The US president may well be undone by his lies, but expecting remorse or contrition is a waste of energy, says Guardian columnist Emma Brockes
It is an enduring mystery about Donald Trump that, for a guy who lolls around all day eating cheeseburgers, he appears in good health. As far as we know he doesnt work out. He is given to fits of temper and is consumed by large hatreds. He has the most stressful job in the world and all his former aides are being busted for fraud. And yet he will probably outlive us all. One of the most aggravating things about narcissists of course is that they sleep very well. If the president, at 72, still has a baby-like sheen, one can assume it comes in part from his failure to feel shame or self-doubt.
Of everything about the man, this is perhaps the hardest to stomach, and yet one continues to have ones hopes raised. This week, the Democratic congressman Richard Neal evoked an obscure provision in the tax code to formally request that the US tax authorities release six years of Trumps returns. We should know better by now; weve been here before. Still, up went the flare of adrenaline. This was the one, finally, that would nail him.

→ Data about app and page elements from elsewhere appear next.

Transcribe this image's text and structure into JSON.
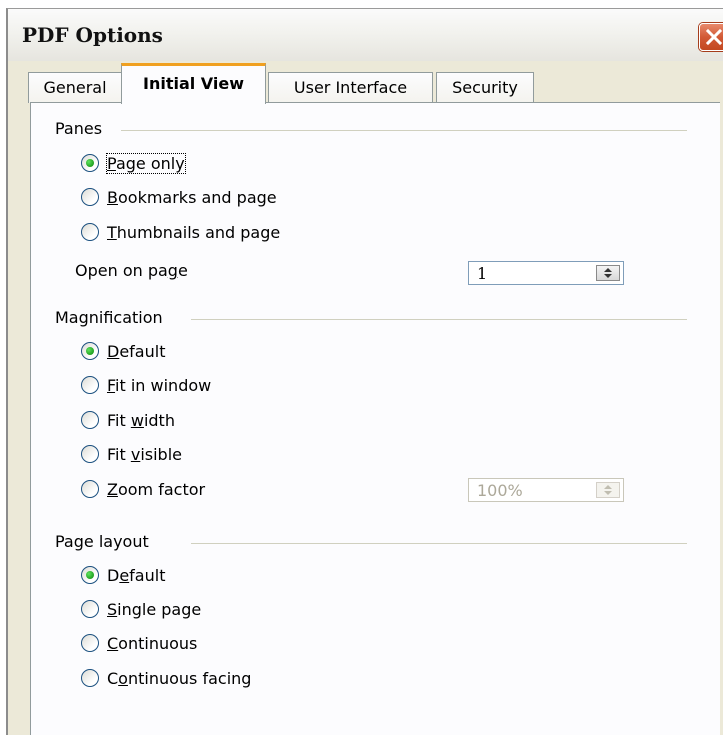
{
  "window": {
    "title": "PDF Options"
  },
  "tabs": [
    {
      "label": "General"
    },
    {
      "label": "Initial View"
    },
    {
      "label": "User Interface"
    },
    {
      "label": "Security"
    }
  ],
  "panes": {
    "label": "Panes",
    "options": [
      {
        "pre": "",
        "mnemonic": "P",
        "post": "age only",
        "checked": true
      },
      {
        "pre": "",
        "mnemonic": "B",
        "post": "ookmarks and page",
        "checked": false
      },
      {
        "pre": "",
        "mnemonic": "T",
        "post": "humbnails and page",
        "checked": false
      }
    ],
    "open_on_page": {
      "pre": "Open on pa",
      "mnemonic": "g",
      "post": "e",
      "value": "1"
    }
  },
  "magnification": {
    "label": "Magnification",
    "options": [
      {
        "pre": "",
        "mnemonic": "D",
        "post": "efault",
        "checked": true
      },
      {
        "pre": "",
        "mnemonic": "F",
        "post": "it in window",
        "checked": false
      },
      {
        "pre": "Fit ",
        "mnemonic": "w",
        "post": "idth",
        "checked": false
      },
      {
        "pre": "Fit ",
        "mnemonic": "v",
        "post": "isible",
        "checked": false
      },
      {
        "pre": "",
        "mnemonic": "Z",
        "post": "oom factor",
        "checked": false
      }
    ],
    "zoom_value": "100%"
  },
  "page_layout": {
    "label": "Page layout",
    "options": [
      {
        "pre": "D",
        "mnemonic": "e",
        "post": "fault",
        "checked": true
      },
      {
        "pre": "",
        "mnemonic": "S",
        "post": "ingle page",
        "checked": false
      },
      {
        "pre": "",
        "mnemonic": "C",
        "post": "ontinuous",
        "checked": false
      },
      {
        "pre": "C",
        "mnemonic": "o",
        "post": "ntinuous facing",
        "checked": false
      }
    ]
  },
  "colors": {
    "dialog_bg": "#ece9d8",
    "panel_bg": "#fcfcfe",
    "active_tab_accent": "#f0a020",
    "close_button": "#d25a36",
    "radio_dot": "#21a121"
  }
}
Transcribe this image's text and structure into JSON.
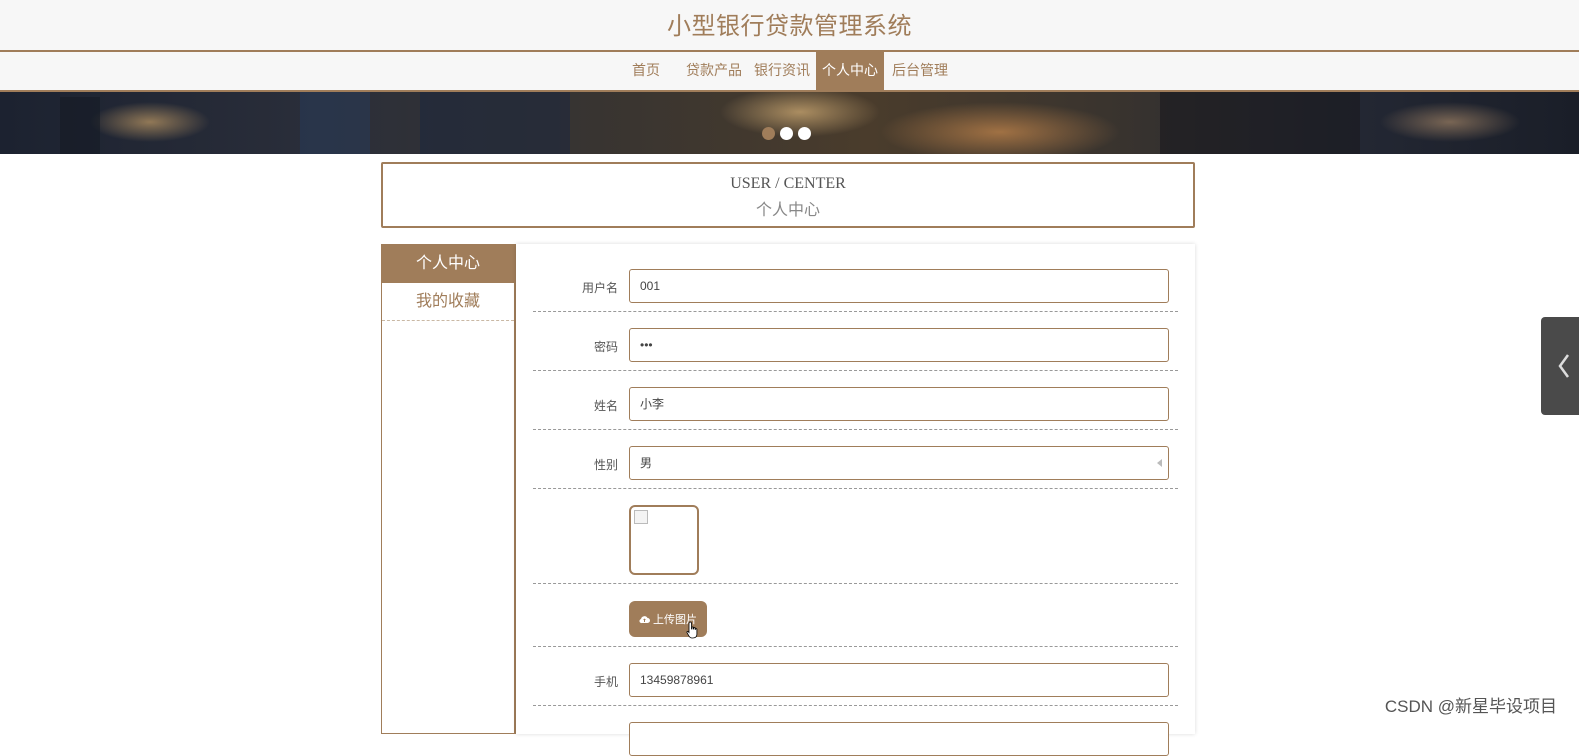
{
  "site": {
    "title": "小型银行贷款管理系统"
  },
  "nav": {
    "items": [
      {
        "label": "首页",
        "active": false
      },
      {
        "label": "贷款产品",
        "active": false
      },
      {
        "label": "银行资讯",
        "active": false
      },
      {
        "label": "个人中心",
        "active": true
      },
      {
        "label": "后台管理",
        "active": false
      }
    ]
  },
  "carousel": {
    "dots": 3,
    "active_index": 0
  },
  "section": {
    "title_en": "USER / CENTER",
    "title_cn": "个人中心"
  },
  "sidebar": {
    "items": [
      {
        "label": "个人中心",
        "active": true
      },
      {
        "label": "我的收藏",
        "active": false
      }
    ]
  },
  "form": {
    "username": {
      "label": "用户名",
      "value": "001"
    },
    "password": {
      "label": "密码",
      "value": "•••"
    },
    "name": {
      "label": "姓名",
      "value": "小李"
    },
    "gender": {
      "label": "性别",
      "value": "男"
    },
    "upload_label": "上传图片",
    "phone": {
      "label": "手机",
      "value": "13459878961"
    }
  },
  "watermark": "CSDN @新星毕设项目",
  "colors": {
    "accent": "#a07d5a",
    "background": "#ffffff",
    "handle": "#4a4a4a"
  }
}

This feeling has less to do with the hope of exposing Trump for wrongdoing, it seems to me, than with the dream of achieving some kind of catharsis. Confronted with his lies, Trump denies and slides to the side, as he immediately did when asked about the tax returns. (In fact, he revived his defence that, years after the first request for disclosure was made, he was still being audited.) A lie like this might, under normal circumstances, be an indication of some internal panic on the part of the liar, but from Trump one gets no such sense. This same week, he placidly insisted on the absurdly disprovable claim that his father was born in Germany (Fred Trump was born in New York).
Instinctively, one knows that to confront a compulsive liar with their own delusions is an extremely dangerous thing. The few times I have known those who told wild lies, what started out as amusing or baffling at some point became deeply sinister, not least because a childish refusal to admit error triggers in those being lied to an equally childish desire for revenge. Contained in the hope of the Trump tax returns is the conviction that finally, in black and white, he will be forced to confront reality.
This seems to me the biggest delusion of all. It is right and proper to be furious when his former fixer/attorney Michael Cohen tells Congress that he believes Trump undervalued his assets to cheat on his tax return, and to rage after reading the New York Times investigation into what might be described, mildly, as accounting irregularities in Trumps empire. But to expect the man himself to give us closure by conceding an inch? Hes never going to deliver. There will be no closure. Political anger is righteous and useful, but its a pitiful waste of time and emotion for us to expect remorse to be expressed by a man who apparently has no conscience at all.
Emma Brockes is a Guardian columnist